The 55 was really straightforward. We had previously build a clip for Mr. Desenberg’s 1960 Hawk and realized we had made a mistake in pushing the suspension too far up int the chassis causing problems installing the engine. A problem with the GT I will get to in a minute. I pulled up all my Alibre’ drawings and revised them to not only correct this issue but also refined the design and now we have a production capable clip. The installation took us about 14 hours in total from remove the front sheet metal, saw off the original suspension and install the new suspension. We included a set of our tubular control arms, Granada brake upgrade and power steering rack all for $4000.00.

Photobucket

Photobucket

Studebaker clip

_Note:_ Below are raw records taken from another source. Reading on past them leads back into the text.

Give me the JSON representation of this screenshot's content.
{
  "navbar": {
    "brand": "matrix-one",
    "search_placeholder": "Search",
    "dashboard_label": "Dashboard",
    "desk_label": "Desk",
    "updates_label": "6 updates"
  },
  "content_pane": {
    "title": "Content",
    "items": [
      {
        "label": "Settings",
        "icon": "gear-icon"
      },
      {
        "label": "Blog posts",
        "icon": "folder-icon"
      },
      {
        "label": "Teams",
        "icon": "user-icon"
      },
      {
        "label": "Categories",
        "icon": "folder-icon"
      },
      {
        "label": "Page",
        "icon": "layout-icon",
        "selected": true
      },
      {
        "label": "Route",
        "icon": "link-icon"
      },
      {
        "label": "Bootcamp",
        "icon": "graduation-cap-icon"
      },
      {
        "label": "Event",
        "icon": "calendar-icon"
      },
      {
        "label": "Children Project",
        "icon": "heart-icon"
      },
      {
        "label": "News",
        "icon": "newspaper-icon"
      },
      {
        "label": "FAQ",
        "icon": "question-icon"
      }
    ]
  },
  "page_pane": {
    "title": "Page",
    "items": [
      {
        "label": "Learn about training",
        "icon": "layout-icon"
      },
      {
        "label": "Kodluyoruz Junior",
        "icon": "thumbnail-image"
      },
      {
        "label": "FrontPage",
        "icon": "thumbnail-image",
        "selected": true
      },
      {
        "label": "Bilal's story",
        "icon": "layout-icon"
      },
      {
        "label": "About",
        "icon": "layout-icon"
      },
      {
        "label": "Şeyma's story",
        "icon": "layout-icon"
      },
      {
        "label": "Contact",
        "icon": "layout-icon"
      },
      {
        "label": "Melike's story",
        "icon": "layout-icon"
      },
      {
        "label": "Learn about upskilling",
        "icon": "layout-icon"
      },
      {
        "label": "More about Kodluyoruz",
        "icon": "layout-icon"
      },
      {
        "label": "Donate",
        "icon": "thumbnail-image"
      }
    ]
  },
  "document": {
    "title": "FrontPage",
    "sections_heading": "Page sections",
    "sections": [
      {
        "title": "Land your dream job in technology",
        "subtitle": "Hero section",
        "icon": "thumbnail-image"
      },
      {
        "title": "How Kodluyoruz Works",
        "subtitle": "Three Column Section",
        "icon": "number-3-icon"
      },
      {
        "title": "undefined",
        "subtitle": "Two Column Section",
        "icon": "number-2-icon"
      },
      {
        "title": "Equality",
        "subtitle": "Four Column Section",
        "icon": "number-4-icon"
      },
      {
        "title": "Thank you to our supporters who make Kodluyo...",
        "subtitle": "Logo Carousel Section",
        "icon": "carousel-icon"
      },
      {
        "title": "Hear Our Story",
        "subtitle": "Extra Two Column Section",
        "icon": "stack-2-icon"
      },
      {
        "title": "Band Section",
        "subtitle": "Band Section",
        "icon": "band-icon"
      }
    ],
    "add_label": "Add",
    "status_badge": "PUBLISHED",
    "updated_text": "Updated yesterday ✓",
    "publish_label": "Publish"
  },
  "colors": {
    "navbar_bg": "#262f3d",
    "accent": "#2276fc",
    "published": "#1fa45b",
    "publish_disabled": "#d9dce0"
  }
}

Mr. Metivier picked up his car just after we took in the rare Gran Turismo. Nice car on the outside. Someone had swapped the stock front sheetmetal for the older and cooler IMHO 53-54 sheetmetal. Brought in by our good customer, www.steeldreamz.com they were looking to swap out the really low mile small block Chevrolet engine and transmission for a more modern LS series and four speed automatic. As is our normal practice to do such a thing we removed the front sheet metal to get better access to the frame. This gives us more room to work and perform a more professional job. Doing this uncovered the previous owners work. They had installed a Fatman Fabrications front subframe. Due to design of this suspension clip, engine installation is nearly impossible without cutting the floor out and building a new trans tunnel and rebuilding the firewall. Sure it gets the car really low without dropped spindles but if it were designed with more forethought, similar results could have been achieved and made engine installation much easier.

This shows just how much of the inner fender needed to be cut away just to clear the upper control arms.

suspension into the right side inner fender

Rather than cut into the body further the installer decided to modify the suspension. Path of least resistance for him I am sure. However this created an entirely new problem, bumpsteer. Not only was the crossmember cut and dropped the rack and pinion was mounted lower off thick straps. Dangerous and crude, very nice combination.

Photobucket

We are still waiting for input from the customer on this one. He want’s to replace his Mercedes Benz daily driver with this car. This is something we can do for him, just not with this mess of a front end.

What is desired is a car that will drive very well, handle and brake and last as a new car would. What we would very much like to do is replace the Fatman clip with our kit. Our tubular control arms which are not only stronger but upgrade the ball joints and use OEM rubber control arm bushings for a much better ride without the polyurethane squeak and harshness. A set of Bilstein shocks and matched springs. A Flaming River variable assist rack and pinion would definitely set off the steering feel. And if there is any budget left, we would really like to rebuild the rear suspension with a torque arm system and Bilstein coil overs in the rear.

Here’s the links to the pictures:

http://s206.photobucket.com/albums/bb93/ELpolacko/1953-1962%20Studebaker%20Hawk/1955%20Commander%20Metivier/

http://s206.photobucket.com/albums/bb93/ELpolacko/1953-1962%20Studebaker%20Hawk/1962%20Studebaker%20GT%20Fatman%20Fab%20repair/

I am going to try and make this blog a weekly thing, so, until then. Adios!

Steve